Data for analysis START

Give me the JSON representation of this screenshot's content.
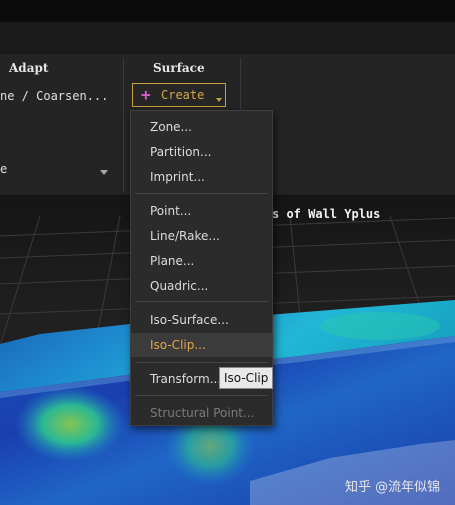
{
  "ribbon": {
    "adapt": {
      "title": "Adapt",
      "refine_label": "ne / Coarsen...",
      "partial_text": "e"
    },
    "surface": {
      "title": "Surface",
      "create_button": {
        "icon": "plus-icon",
        "label": "Create"
      }
    }
  },
  "viewport": {
    "title_fragment": "s of Wall Yplus"
  },
  "menu": {
    "items": [
      {
        "label": "Zone...",
        "state": "normal"
      },
      {
        "label": "Partition...",
        "state": "normal"
      },
      {
        "label": "Imprint...",
        "state": "normal"
      },
      {
        "label": "Point...",
        "state": "normal"
      },
      {
        "label": "Line/Rake...",
        "state": "normal"
      },
      {
        "label": "Plane...",
        "state": "normal"
      },
      {
        "label": "Quadric...",
        "state": "normal"
      },
      {
        "label": "Iso-Surface...",
        "state": "normal"
      },
      {
        "label": "Iso-Clip...",
        "state": "hovered"
      },
      {
        "label": "Transform...",
        "state": "normal"
      },
      {
        "label": "Structural Point...",
        "state": "disabled"
      }
    ]
  },
  "tooltip": {
    "text": "Iso-Clip"
  },
  "watermark": {
    "text": "知乎 @流年似锦"
  },
  "colors": {
    "accent": "#e5a54d",
    "button_border": "#c9a040",
    "plus": "#d85cc7",
    "menu_bg": "#2b2b2b"
  }
}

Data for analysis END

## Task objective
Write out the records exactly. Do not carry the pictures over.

## Completed task
Give me the JSON representation of this screenshot's content.
{
  "ribbon": {
    "adapt": {
      "title": "Adapt",
      "refine_label": "ne / Coarsen...",
      "partial_text": "e"
    },
    "surface": {
      "title": "Surface",
      "create_button": {
        "icon": "plus-icon",
        "label": "Create"
      }
    }
  },
  "viewport": {
    "title_fragment": "s of Wall Yplus"
  },
  "menu": {
    "items": [
      {
        "label": "Zone...",
        "state": "normal"
      },
      {
        "label": "Partition...",
        "state": "normal"
      },
      {
        "label": "Imprint...",
        "state": "normal"
      },
      {
        "label": "Point...",
        "state": "normal"
      },
      {
        "label": "Line/Rake...",
        "state": "normal"
      },
      {
        "label": "Plane...",
        "state": "normal"
      },
      {
        "label": "Quadric...",
        "state": "normal"
      },
      {
        "label": "Iso-Surface...",
        "state": "normal"
      },
      {
        "label": "Iso-Clip...",
        "state": "hovered"
      },
      {
        "label": "Transform...",
        "state": "normal"
      },
      {
        "label": "Structural Point...",
        "state": "disabled"
      }
    ]
  },
  "tooltip": {
    "text": "Iso-Clip"
  },
  "watermark": {
    "text": "知乎 @流年似锦"
  },
  "colors": {
    "accent": "#e5a54d",
    "button_border": "#c9a040",
    "plus": "#d85cc7",
    "menu_bg": "#2b2b2b"
  }
}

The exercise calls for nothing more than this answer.